Heralded for his glove work, the Red Sox hoped Iglesias could develop into a decent hitter and become a regular in the lineup. He made his MLB debut in 2011 at age 21 but only played in a handful of games that season. The 2012 season didn’t yield much optimism for his bat, as Iglesias hit just .118 in 77 plate appearances. Perhaps that’s why the organization opted to bring in Stephen Drew before the 2013 season.
Whether the Drew acquisition served as motivation or he just found a rhythm, Iglesias really began to hit in 2013. He slashed .330/.376/.409 and posted 1.7 bWAR in 63 games.
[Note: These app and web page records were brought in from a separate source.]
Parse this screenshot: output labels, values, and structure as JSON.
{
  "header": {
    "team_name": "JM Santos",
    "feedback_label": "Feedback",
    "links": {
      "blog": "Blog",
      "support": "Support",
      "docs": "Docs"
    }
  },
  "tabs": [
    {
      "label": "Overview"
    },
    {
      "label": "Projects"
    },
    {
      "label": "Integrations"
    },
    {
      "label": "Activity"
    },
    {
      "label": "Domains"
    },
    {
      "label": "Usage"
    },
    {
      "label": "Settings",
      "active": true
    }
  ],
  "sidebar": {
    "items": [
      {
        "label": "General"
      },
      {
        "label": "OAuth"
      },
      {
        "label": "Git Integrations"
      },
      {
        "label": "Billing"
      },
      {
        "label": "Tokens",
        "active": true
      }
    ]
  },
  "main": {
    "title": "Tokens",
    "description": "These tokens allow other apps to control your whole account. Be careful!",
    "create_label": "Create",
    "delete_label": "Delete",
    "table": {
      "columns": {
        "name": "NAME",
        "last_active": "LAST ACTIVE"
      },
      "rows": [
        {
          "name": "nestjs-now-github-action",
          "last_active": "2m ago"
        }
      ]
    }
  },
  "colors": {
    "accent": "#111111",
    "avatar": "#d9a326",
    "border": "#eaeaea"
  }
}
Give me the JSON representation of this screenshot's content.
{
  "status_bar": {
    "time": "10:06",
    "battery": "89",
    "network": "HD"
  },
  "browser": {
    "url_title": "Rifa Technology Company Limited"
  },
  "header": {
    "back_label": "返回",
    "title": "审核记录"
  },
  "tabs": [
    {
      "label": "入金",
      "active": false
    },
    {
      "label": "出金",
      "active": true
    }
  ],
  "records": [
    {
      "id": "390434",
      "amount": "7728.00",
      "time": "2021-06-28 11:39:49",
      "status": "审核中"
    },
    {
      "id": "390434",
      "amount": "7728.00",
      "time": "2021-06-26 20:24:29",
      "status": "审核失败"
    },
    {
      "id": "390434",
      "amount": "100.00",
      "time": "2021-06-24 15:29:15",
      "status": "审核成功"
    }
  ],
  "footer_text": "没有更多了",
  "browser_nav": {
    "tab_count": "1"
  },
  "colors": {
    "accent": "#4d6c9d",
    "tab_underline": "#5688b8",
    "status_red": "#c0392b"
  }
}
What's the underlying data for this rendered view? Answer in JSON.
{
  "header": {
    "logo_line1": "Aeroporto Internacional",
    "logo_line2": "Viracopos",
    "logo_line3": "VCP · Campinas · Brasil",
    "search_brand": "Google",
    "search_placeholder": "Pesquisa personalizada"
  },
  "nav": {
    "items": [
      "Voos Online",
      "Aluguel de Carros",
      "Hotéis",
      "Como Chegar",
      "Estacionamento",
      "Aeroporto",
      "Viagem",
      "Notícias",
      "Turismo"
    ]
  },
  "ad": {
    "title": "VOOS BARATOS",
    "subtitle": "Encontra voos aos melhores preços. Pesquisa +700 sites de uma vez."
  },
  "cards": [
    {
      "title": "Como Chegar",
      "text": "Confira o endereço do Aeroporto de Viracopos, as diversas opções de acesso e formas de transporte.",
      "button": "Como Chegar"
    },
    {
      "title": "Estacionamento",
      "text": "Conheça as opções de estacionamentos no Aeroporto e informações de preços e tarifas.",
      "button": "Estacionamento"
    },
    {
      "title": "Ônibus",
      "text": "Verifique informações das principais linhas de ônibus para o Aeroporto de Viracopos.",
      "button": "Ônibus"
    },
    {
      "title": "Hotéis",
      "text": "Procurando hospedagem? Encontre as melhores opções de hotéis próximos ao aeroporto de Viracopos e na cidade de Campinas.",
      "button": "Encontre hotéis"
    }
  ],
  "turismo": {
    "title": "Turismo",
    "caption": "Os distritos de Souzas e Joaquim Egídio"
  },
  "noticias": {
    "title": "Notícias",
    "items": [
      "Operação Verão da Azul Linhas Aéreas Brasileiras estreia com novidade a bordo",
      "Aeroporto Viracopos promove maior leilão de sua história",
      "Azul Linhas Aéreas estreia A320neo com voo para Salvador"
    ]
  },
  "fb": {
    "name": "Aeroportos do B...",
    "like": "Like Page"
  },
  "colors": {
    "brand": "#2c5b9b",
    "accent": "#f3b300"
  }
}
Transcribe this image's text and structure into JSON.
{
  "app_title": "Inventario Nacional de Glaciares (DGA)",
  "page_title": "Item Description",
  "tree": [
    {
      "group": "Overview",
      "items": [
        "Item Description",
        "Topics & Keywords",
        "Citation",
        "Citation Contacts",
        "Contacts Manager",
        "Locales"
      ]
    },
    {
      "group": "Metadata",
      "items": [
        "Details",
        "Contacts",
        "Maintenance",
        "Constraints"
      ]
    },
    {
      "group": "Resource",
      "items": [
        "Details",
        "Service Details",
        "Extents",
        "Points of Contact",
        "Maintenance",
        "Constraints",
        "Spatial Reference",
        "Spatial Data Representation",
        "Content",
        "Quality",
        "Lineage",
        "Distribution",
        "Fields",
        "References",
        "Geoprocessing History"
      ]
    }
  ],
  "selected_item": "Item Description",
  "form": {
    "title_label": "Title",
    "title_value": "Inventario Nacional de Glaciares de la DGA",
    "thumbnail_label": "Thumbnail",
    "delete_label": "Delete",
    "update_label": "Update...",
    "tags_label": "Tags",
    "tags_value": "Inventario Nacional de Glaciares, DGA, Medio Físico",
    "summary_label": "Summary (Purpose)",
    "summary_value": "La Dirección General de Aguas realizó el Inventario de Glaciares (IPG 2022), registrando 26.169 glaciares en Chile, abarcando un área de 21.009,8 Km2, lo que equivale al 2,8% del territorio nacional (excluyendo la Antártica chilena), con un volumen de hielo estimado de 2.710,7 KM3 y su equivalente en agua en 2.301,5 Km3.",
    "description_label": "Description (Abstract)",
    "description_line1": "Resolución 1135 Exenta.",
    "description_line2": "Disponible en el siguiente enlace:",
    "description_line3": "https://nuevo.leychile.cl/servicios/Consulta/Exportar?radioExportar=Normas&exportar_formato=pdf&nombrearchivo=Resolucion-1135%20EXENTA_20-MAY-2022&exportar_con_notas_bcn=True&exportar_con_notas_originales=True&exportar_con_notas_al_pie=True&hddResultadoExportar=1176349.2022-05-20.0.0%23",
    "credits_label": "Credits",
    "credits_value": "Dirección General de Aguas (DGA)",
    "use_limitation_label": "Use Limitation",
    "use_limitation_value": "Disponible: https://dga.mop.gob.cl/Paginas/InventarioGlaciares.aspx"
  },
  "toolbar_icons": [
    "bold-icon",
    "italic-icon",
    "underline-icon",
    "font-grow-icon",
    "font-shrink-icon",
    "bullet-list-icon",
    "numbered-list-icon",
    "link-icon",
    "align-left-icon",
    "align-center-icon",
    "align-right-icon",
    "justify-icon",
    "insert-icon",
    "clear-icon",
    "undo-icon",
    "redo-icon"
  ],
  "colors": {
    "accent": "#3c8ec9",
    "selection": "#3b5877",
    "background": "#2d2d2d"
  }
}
The Red Sox capitalized on the hot start and when they were in need of a starting pitcher for the 2013 stretch run, they were able swap Iglesias as part of a deal for Jake Peavy.
Even as Iglesias showed improvement, Drew still held down the starting post at short. Depending on the metric you use, you could argue that Drew’s 2013 season was the best by a Red Sox shortstop since Garciaparra. He posted 2.7 bWAR, which inched past marks from Aviles and Scutaro for the top full-season total by a starting Red Sox shortstop since 2003. Drew joined Cabrera and Lugo as shortstops who were major pieces of a World Series winning team. However, Bogaerts would contribute to that run as well and by the next season, as Drew slumped heavily and was eventually shipped out, Bogaerts would take the job over permanently, ending the Red Sox’s search for their next great shortstop.